When I arrived at Pondhawk, I was just hoping to see some pretty scenery like that flower; I had little to no expectation of actually encountering the “object” of my visit (the aforementioned Red-headed Woodpecker). I don’t chase birds, and I don’t really even go out of my way for them; I just like to get out into nature and, while I’m there, they’re one of the more interesting things to look at—when I can tear myself away from the plants and the insects, that is. And when I do set out with a specific bird in mind, more often than not I miss it, anyway, so perhaps I’m only making a virtue out of necessity by deciding to focus on the whole experience, rather than the “goal.”
This time, though, I got a bit lucky: I actually did “get” the bird.

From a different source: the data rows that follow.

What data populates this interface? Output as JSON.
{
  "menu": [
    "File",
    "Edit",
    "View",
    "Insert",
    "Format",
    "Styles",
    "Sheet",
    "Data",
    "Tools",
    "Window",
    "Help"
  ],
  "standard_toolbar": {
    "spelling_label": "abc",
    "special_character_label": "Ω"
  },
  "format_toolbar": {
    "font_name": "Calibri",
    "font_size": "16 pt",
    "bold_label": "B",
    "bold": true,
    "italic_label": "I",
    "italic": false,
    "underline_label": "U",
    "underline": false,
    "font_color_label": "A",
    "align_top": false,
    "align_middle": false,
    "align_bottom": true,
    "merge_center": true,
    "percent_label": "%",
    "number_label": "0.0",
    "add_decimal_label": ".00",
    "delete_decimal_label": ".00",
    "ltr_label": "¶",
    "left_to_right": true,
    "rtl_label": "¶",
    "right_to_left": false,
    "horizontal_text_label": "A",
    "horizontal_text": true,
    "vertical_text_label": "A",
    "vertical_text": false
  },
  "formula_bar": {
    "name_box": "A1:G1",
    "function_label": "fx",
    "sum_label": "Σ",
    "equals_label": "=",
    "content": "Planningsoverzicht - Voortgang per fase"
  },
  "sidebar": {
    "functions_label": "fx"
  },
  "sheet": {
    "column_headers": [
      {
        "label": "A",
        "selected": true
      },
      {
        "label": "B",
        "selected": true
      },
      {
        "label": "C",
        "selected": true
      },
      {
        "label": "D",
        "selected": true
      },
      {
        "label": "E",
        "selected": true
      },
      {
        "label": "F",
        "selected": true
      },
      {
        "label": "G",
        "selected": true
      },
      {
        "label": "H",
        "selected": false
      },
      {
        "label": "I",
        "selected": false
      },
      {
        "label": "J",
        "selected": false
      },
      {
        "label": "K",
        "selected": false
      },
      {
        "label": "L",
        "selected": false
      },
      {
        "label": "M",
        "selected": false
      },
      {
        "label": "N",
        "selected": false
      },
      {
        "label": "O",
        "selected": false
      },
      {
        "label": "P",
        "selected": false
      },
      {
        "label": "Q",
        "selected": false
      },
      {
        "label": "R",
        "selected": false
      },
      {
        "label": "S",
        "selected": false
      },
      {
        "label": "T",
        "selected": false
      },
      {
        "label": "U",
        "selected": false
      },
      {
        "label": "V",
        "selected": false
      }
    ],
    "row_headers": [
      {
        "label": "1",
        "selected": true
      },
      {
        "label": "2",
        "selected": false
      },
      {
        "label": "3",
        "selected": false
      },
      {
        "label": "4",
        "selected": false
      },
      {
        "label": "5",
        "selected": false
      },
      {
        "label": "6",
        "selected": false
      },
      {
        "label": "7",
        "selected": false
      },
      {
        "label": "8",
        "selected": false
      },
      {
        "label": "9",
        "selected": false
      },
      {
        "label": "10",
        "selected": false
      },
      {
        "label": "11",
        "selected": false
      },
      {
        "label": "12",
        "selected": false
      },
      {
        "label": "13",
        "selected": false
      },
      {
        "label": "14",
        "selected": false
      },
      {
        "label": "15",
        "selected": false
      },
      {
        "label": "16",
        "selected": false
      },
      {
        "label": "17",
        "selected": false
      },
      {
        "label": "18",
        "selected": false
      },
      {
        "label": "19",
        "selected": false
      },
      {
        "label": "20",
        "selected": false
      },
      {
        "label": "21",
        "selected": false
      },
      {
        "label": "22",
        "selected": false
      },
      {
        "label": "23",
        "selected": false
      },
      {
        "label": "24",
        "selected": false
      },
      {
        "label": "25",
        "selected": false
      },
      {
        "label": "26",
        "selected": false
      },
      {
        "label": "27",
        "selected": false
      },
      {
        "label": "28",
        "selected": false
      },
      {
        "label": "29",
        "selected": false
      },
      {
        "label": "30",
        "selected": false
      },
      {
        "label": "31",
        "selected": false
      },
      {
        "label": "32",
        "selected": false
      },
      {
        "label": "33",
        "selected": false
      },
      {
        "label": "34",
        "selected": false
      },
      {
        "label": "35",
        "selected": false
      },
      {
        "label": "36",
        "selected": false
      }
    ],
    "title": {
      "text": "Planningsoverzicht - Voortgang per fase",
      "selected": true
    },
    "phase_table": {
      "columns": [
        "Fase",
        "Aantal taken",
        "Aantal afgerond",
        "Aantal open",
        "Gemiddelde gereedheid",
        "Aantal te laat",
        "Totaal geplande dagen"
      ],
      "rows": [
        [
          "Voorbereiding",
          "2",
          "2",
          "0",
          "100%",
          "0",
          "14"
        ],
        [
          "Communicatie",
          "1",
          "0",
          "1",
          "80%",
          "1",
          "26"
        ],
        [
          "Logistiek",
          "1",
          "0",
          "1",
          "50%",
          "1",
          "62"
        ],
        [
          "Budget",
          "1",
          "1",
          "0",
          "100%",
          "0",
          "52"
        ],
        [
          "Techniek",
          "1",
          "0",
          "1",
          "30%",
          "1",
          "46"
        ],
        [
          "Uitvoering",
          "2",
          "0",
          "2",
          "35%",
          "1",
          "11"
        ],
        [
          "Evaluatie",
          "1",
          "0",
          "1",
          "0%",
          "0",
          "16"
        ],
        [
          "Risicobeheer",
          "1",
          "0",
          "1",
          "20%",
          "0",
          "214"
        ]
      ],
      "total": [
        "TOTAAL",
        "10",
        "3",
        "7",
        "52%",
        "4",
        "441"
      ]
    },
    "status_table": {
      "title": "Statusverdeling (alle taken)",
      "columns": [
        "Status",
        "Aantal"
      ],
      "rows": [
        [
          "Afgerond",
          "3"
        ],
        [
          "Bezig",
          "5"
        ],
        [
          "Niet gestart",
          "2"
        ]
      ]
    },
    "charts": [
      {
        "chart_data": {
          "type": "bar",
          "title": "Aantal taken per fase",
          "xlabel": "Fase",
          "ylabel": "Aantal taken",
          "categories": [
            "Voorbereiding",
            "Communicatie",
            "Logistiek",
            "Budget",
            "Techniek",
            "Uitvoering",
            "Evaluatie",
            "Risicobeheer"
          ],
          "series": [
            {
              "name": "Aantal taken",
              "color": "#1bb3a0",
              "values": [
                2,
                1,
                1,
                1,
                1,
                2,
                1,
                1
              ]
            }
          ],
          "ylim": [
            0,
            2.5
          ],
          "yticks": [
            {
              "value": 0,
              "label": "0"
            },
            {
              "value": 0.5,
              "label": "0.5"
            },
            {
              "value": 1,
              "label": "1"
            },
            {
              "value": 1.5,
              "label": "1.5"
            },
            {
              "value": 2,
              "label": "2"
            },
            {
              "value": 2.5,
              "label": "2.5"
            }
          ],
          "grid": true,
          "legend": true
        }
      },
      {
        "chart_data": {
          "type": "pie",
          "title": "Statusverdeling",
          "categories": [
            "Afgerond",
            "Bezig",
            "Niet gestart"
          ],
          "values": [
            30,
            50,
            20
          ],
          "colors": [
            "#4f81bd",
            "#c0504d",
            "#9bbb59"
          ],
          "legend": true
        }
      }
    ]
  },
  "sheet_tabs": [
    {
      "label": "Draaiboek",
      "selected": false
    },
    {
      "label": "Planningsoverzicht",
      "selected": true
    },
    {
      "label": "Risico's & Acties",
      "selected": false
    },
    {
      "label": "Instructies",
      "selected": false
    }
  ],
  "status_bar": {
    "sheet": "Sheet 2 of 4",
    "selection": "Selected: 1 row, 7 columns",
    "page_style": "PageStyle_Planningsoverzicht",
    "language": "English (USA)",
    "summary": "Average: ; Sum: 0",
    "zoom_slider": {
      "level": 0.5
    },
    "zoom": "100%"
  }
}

I can’t say, though, that I got a satisfying picture of it; it was always just too far away, or just on the wrong side of the sun, or the sun was behind a cloud, or it flew right over my head and I couldn’t focus fast enough. Still, I managed to document the bird, which was nice:
Everyone’s still a bit confused about what this bird is doing here, so far south of its known nesting sites in the county. Red-headeds are slightly migratory, in that they move locally in winter to exploit better resources than they can find near their nesting sites, but only if their nesting sites are deficient in some food resource. Up north, a poor mast crop (acorns) is what triggers this migratory response; down here, with seemingly abundant year-round resources, it’s a bit of a mystery why this juvenile bird would wander like this.
Eventually the woodpecker got tired of me chasing it from snag to snag, and decided to fly right over my head (too quickly for me to get a picture, drat it) and back up to a site far enough away that it wasn’t worth hiking over to, so I continued on my way and left him (or her) in peace.
On the way out I got a couple of other decent shots, like this Red-shouldered Hawk perched on a tree overlooking the pond, thus doing its best to look like the avian version of the “pondhawk” for which the site is named:
What really got me excited, though, was my first-ever sighting (well, documented with a photo anyway) of one of the spreadwing damselflies, Carolina Spreadwing (Lestes vidua):
Carolina Spreadwing is the only spreadwing we’re likely to see this far south in Florida; the only other species that occur in our area are either blue or green, not mostly brown. Very little appears to be written about this species, so I can’t tell you much about it. The generic name, Lestes, means robber (some say predator) in Greek; vidua means widow in Latin. The official etymologists of North American odonates, Paulson and Dunkle, list this specific name as “widow; allusion unknown.” And that’s all I can tell you about it as well! This very young female (based on coloration) did her best to elude me, and she even exhibited some behavior that our great Florida odonatologist, Sid Dunkle, describes as follows:
Interestingly, they close their wings over their backs, and drop their bodies to parallel their perch, when a dragonfly flies near. Pairs in tandem do this also, but the approach of a human does not elicit this behavior.
Now, there were plenty of dragonflies flitting about, so I can’t exclude the possibility of this damselfly doing this in response to them rather than to me, but on both perches that I chased this little lady to, she closed her wings over her back in what I thought was a response to my approach:
This behavior confused me so much that I couldn’t be positive this wasn’t a “normal” damselfly that was exhibiting spread-wing behavior, rather than a spreadwing exhibiting “normal” behavior. When I got home and read Dunkle’s description, I felt a little better about my ID on the bug. It still hasn’t been confirmed by either bugguide or Odonata Central, but I’m fairly confident she is who I say she is.
Hope to see you out and about next time!